Christmas is supposed to be a time for cheer and happiness, excitement and anticipation, with colourful lights, cheerful music and everyone buying gifts for their friends and loved ones. For many of us, Christmas is like this, but for migraineurs it can be a trying time. Not just for parents with migraine but for children with migraine.
How does Migraine in Children manifest?
Migraine in children is usually different than in adults. There may be no headache at all, but they may get stomach problems, nausea, and vomiting! This can make the diagnosis of migraine difficult and often leads to adults accusing the child of trying to get out of going to school or doing their homework. The headache, if it is there, is usually on both sides of the head, whereas in adults the head pain is one sided.
Travel sickness can often be an early indicator of migraine.
What about triggers?
Like adults, Children have different triggers, but it can be difficult for young children especially to figure them out. The best way to do this is to keep a migraine diary!
Sometimes little children find this difficult, so it can be helpful for a parent to keep one with them. As well as capturing as much information as possible, it can also help the child to feel less odd or isolated about having to do it, if they’re the only one they know with migraine.
Write down everything you can think of about the day of the migraine attack and maybe a day or two before.
- What they ate and drank
- What the weather was like
- How long they slept or in were bed
- Did they watch a lot of television?
- Were they on their computer/tablet/phone for long?
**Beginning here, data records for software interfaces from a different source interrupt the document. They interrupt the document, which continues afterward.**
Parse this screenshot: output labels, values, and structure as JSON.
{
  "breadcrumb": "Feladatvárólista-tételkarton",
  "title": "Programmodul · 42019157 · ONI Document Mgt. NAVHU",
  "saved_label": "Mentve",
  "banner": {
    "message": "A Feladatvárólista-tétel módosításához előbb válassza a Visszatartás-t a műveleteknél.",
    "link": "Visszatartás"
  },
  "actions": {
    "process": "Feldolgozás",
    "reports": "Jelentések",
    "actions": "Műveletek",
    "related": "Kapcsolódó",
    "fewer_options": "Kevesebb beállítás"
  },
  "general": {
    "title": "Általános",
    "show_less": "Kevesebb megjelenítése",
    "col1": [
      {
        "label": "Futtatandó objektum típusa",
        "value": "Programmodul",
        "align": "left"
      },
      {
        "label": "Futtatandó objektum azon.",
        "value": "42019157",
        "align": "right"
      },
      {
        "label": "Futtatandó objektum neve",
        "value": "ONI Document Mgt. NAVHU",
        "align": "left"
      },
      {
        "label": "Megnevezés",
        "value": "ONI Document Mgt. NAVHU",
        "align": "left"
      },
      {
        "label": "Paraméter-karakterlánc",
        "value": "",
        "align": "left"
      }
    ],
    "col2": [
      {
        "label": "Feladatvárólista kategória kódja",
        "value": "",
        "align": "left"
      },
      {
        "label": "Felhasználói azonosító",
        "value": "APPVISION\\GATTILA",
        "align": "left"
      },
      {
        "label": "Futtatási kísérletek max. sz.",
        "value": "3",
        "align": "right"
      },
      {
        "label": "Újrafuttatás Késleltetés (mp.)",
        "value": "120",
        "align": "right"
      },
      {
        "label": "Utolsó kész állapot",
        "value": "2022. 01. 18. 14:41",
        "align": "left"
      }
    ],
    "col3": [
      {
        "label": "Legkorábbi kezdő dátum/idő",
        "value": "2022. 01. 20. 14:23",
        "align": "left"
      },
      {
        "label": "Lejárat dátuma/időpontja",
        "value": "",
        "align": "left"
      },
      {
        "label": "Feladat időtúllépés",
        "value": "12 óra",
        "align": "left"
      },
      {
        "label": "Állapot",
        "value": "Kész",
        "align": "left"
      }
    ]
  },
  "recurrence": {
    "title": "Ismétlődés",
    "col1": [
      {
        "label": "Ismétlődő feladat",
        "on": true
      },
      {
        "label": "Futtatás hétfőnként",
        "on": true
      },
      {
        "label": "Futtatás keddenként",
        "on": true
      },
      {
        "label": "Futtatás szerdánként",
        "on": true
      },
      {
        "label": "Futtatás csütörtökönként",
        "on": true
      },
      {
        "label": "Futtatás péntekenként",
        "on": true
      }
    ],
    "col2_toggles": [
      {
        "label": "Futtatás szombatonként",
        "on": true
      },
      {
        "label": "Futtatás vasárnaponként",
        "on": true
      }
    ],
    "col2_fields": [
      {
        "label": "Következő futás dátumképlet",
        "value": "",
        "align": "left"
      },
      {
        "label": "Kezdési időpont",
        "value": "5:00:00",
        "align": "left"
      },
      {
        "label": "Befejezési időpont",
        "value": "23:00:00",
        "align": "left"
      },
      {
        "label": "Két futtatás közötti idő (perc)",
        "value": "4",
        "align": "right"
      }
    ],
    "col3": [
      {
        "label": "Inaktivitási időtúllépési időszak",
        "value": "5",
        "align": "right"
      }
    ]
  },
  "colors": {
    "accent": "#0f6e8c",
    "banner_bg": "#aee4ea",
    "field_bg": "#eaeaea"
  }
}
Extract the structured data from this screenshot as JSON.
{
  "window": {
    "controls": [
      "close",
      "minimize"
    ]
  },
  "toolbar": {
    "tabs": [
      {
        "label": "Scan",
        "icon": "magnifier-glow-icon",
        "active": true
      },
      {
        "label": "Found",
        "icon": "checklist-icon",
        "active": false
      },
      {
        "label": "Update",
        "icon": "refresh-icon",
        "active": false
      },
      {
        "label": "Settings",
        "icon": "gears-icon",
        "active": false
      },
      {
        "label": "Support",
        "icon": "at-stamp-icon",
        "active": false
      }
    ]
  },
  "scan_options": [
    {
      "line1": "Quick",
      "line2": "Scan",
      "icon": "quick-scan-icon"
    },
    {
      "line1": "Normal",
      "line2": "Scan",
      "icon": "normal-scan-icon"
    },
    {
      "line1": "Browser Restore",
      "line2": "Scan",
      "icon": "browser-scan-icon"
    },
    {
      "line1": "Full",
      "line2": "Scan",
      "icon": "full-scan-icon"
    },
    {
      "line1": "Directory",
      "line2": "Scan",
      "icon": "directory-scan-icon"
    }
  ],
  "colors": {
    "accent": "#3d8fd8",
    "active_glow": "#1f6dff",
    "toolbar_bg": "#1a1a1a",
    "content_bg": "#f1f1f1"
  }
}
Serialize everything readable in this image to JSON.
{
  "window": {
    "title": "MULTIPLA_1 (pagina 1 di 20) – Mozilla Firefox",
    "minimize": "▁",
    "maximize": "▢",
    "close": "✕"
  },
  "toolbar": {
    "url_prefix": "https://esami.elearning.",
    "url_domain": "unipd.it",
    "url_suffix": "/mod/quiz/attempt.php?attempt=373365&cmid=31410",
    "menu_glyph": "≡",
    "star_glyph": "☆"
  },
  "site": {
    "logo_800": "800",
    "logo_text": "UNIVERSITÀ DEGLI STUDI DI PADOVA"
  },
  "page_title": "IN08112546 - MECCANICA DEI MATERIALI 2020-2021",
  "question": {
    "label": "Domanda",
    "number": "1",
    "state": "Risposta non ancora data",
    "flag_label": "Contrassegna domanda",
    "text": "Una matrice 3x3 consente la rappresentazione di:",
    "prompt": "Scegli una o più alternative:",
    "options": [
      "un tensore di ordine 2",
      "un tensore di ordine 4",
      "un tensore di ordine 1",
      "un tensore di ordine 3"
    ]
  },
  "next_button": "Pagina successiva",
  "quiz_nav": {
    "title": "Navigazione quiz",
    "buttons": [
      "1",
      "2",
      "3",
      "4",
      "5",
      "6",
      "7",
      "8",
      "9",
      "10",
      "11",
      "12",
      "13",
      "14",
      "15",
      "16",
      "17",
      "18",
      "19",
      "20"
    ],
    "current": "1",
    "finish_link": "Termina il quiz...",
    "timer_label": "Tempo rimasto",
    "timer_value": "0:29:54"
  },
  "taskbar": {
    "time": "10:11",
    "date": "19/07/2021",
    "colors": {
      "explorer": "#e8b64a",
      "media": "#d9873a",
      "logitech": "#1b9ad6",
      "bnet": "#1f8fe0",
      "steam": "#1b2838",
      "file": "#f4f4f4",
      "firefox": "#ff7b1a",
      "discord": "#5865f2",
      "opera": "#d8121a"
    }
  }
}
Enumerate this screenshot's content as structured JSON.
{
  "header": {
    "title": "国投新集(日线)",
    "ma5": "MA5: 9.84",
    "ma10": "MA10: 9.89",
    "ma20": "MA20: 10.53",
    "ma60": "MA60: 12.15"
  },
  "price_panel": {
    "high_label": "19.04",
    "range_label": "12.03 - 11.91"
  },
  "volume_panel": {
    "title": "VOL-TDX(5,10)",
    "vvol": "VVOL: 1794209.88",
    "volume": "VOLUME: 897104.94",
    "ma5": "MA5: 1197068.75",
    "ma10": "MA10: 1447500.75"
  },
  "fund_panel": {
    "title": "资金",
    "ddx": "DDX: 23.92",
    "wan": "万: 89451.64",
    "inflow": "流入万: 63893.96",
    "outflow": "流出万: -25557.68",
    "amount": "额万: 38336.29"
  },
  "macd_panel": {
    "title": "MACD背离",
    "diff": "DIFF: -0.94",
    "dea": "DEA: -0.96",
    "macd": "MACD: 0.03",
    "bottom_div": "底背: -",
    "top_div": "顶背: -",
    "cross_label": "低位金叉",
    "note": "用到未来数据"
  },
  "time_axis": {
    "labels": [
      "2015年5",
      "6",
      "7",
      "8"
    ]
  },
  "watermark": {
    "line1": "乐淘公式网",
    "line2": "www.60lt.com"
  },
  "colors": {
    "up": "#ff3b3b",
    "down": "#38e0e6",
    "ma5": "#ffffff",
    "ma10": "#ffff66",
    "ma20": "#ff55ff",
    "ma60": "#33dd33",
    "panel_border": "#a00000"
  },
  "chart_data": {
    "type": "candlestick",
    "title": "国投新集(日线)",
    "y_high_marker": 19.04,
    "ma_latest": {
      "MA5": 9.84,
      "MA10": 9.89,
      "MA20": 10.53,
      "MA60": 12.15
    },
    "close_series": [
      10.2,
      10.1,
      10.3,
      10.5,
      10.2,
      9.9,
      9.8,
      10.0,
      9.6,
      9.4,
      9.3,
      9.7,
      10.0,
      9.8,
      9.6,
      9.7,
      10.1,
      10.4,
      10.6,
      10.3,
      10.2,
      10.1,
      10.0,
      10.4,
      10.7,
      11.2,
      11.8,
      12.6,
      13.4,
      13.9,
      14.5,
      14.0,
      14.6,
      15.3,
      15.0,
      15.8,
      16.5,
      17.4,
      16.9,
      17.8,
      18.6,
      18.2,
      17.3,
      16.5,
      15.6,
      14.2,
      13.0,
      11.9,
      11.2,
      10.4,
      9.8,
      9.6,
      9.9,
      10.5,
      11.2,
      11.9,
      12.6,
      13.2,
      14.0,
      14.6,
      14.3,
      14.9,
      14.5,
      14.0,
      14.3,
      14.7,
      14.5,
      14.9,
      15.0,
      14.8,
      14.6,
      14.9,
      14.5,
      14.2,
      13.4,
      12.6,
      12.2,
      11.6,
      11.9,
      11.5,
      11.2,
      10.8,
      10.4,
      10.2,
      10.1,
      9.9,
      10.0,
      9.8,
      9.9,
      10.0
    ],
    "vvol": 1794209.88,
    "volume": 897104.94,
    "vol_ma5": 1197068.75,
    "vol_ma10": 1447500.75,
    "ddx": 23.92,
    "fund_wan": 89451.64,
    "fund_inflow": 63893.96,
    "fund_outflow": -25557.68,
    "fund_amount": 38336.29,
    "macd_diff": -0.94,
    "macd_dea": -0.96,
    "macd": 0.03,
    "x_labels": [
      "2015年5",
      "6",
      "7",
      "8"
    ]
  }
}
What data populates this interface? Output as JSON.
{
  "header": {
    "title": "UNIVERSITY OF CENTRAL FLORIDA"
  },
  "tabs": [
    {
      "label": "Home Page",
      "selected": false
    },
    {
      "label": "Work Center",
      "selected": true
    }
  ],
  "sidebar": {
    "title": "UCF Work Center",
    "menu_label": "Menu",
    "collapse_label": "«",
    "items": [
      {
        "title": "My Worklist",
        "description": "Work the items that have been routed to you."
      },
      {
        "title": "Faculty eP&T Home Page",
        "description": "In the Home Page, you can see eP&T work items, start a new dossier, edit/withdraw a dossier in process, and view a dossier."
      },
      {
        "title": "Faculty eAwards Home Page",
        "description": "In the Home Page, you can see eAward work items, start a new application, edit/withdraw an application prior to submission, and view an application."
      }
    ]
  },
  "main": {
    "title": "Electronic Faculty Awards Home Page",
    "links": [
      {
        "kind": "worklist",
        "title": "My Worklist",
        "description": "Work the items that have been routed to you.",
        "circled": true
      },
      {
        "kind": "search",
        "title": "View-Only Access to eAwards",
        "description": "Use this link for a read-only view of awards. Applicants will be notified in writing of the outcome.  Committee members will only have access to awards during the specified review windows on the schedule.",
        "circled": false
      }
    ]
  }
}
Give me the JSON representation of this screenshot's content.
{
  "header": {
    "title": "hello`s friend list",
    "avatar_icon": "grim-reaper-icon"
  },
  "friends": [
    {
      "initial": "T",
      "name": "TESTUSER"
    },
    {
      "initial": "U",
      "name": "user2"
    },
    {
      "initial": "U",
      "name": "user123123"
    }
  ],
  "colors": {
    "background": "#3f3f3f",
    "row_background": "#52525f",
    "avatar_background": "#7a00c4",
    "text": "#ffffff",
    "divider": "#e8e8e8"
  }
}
- Did anything happen at school (like a test/Christmas Party)?
- Were they excited or stressed?
- Anything else you can think of
If their head hurts, get them to describe how badly it hurts from 1 – 10. Keep the diary for 3 or 4 migraine attacks and you might start to see that the same things happen every time they get a migraine, and a pattern emerging.
Why can Christmas be a problem?
Christmas is a time for triggers and that is what can turn it into a nightmare for anyone with migraine. Children are off school, out of their regular routines, excited about seeing Santa, spending a lot more time watching TV and playing games on their devices than they would normally. They are also being exposed to more flashing lights, loud music and crowds than at other times of the year.
This year too is the added stress and worry of the pandemic, with possible changes to the Christmas celebrations and traditions we all know and love, adding to the pressure and uncertainty. All of these things can combine to turn Christmas into a nightmare for children, and subsequently for parents and guardians.
What can be done?
Aside from keeping the diary and watching for patterns and triggers, watch your child for signs that they may be going to have an attack. Make other family members and siblings aware of some warning signs that may occur before the attack.
These signs may include:
- Looking paler than usual
- Mood changes – are they quieter or more irritable than they normally are?
- Pain in muscles
- Food cravings
To help keep Children migraine-free this Christmas,
- Try to keep them to a good sleep routine as much as possible – no late mornings or late nights (aside from the Toy Show)
- Try to get them to eat regularly – no skipping meals, especially before active play or sports.
- Use food rich in magnesium, vitamin B2 and coenzyme Q10 where possible
- Keep them hydrated as much as possible
- Avoid any known triggers
- Try to avoid too much of the good stuff as additives are possible trigger culprits
- Try some calming exercises with them. Websites like Relax Kids have some good products and Green Child Magazine have some free relaxation scripts for children
- Download a mindfulness app for kids like Headspace for Kids
- Do some crafts with them – like making Christmas cards for relations, or making decorations for the house to keep them distracted
- Keep medication on hand – Speak to your pharmacist and GP before Christmas about all of your options (prescription and non-prescription) should your child have a bad attack over the festive season
If an attack does begin
- Lie your child down in a dark, quiet place with a warm or cold pack for their head. Some children react better to heat, others to cold.
- If your GP or pharmacist has said they can use an anti-nausea medication, then use this a few minutes before the pain medication. It might help prevent vomiting up of other medications
- Use the medication your GP or pharmacist has given your child as early as possible in the attack – If vomiting is a regular feature of your child’s migraine, ask your GP to prescribe any medication in a soluble, liquid, or nasal spray format so that it will be absorbed and get to work faster
- Let your child know that it’s okay if they do get sick. Have a basin or bowl beside them ready for it
- If they can tolerate the smell have a tissue or cloth with a few drops of peppermint or lavender oil on a nightstand nearby
- Try to get them to sleep, even for a short time. Sleep often helps them to recover, sometimes as little as 10 minutes can make the difference
- If your child’s pain and other symptoms are not going away, don’t be afraid to bring them to A & E or contact the Out-of-Hours doctor – Have your local number handy or in your phone
Many of the above tips can cross the age barriers as adults can experience the same symptoms as children.